● Directions
Take from the material every line that contains the word "search".
=== Provided entries ===
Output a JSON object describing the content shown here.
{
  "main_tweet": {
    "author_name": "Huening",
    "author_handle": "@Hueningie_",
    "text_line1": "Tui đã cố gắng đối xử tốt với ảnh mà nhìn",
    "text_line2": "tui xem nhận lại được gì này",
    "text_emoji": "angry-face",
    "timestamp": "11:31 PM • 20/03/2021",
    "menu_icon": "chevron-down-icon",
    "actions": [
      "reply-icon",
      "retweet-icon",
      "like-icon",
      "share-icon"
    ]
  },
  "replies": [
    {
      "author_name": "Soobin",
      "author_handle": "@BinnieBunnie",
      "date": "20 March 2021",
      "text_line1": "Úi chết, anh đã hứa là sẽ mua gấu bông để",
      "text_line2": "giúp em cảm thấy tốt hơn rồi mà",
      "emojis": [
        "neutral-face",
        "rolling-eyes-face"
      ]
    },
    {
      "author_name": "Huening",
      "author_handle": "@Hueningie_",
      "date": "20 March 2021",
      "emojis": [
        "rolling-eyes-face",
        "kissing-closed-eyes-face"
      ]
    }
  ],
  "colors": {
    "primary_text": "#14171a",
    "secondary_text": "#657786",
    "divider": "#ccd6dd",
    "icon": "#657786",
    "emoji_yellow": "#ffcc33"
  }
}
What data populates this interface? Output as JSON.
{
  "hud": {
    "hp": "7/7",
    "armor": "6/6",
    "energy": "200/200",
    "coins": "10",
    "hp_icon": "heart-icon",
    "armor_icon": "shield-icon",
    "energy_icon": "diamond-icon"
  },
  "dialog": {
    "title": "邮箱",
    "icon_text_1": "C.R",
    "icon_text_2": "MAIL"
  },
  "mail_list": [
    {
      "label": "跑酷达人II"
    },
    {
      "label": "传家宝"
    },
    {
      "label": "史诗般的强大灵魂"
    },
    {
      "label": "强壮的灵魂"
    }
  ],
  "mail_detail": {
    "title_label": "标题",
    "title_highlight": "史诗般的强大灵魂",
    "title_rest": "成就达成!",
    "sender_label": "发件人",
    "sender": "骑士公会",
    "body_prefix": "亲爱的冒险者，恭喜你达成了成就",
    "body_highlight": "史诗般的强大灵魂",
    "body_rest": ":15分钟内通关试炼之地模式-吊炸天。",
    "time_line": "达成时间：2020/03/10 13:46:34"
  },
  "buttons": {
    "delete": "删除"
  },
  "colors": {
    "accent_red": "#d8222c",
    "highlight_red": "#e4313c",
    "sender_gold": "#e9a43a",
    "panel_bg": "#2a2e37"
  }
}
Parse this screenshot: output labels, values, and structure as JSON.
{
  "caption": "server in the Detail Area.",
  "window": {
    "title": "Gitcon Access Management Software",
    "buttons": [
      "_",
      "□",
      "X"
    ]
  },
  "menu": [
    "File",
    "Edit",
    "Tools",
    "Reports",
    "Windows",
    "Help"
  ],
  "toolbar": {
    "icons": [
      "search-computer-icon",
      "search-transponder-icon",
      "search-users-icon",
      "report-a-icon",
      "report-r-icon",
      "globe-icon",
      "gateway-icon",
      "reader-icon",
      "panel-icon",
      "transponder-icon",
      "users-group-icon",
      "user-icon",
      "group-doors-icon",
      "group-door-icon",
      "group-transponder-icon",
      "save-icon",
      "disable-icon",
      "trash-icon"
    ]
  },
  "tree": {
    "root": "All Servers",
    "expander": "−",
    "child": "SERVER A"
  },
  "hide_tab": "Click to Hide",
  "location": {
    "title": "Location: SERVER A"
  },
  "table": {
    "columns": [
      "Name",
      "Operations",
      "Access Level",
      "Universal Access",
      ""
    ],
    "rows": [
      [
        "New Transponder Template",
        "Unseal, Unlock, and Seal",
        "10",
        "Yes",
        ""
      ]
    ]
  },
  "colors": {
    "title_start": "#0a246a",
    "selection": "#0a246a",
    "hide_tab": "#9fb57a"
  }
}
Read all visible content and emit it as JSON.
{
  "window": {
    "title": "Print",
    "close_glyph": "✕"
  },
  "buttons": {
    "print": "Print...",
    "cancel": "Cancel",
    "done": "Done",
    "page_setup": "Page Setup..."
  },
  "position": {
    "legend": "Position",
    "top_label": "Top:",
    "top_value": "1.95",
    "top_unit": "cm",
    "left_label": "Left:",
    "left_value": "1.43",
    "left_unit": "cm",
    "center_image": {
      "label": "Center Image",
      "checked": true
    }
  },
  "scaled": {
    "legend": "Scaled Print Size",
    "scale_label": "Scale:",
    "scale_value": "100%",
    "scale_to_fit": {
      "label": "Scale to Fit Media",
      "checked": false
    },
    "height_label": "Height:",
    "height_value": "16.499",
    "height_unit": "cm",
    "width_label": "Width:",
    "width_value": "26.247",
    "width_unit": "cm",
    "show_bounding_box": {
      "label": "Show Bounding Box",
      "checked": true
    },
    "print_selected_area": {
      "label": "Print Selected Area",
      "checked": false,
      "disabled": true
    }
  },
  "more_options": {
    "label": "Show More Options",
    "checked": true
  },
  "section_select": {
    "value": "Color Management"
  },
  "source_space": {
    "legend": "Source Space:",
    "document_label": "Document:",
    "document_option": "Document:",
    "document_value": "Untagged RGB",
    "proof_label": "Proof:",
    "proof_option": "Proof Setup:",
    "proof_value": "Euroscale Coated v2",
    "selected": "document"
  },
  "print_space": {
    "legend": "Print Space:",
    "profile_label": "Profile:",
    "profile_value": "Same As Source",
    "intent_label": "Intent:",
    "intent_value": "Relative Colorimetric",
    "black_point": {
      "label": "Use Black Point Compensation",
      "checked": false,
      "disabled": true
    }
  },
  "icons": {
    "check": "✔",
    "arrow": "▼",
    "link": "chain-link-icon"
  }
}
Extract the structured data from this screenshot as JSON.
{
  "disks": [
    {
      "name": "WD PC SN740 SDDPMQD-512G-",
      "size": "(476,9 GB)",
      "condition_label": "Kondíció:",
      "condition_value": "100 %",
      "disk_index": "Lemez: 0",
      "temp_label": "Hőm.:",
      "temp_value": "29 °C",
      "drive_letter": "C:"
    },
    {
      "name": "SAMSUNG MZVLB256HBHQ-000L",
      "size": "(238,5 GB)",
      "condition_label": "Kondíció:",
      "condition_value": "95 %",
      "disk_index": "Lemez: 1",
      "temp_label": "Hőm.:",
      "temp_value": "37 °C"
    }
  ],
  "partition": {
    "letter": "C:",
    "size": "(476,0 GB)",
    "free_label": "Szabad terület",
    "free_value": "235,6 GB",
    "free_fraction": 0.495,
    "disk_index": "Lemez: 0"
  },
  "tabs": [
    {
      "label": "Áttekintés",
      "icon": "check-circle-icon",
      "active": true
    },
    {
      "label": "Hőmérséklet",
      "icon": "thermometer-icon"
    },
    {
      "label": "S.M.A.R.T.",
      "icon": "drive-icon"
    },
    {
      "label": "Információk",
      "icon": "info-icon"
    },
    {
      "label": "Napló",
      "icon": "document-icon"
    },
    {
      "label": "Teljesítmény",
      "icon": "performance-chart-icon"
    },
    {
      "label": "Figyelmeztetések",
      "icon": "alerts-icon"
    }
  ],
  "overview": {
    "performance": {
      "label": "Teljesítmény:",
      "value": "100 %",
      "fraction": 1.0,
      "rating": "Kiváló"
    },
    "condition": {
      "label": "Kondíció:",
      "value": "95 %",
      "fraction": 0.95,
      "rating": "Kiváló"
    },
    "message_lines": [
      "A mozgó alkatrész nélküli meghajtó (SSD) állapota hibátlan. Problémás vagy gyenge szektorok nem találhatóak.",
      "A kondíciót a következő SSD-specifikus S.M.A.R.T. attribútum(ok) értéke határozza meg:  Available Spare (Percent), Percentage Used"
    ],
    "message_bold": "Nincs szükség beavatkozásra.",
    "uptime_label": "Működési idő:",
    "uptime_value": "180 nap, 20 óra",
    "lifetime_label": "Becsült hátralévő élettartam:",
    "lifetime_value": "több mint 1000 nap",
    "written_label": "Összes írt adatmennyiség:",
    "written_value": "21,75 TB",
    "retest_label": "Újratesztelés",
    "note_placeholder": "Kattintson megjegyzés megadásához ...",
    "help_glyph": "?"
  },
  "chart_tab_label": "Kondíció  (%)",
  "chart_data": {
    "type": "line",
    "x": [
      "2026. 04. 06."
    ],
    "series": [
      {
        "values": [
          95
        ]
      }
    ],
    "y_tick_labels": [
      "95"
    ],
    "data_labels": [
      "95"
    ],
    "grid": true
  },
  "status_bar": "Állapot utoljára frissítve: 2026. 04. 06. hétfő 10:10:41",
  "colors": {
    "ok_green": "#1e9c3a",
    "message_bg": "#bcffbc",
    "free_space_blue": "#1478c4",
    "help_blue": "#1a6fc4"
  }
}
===
● Exercise response
      "search-computer-icon",
      "search-transponder-icon",
      "search-users-icon",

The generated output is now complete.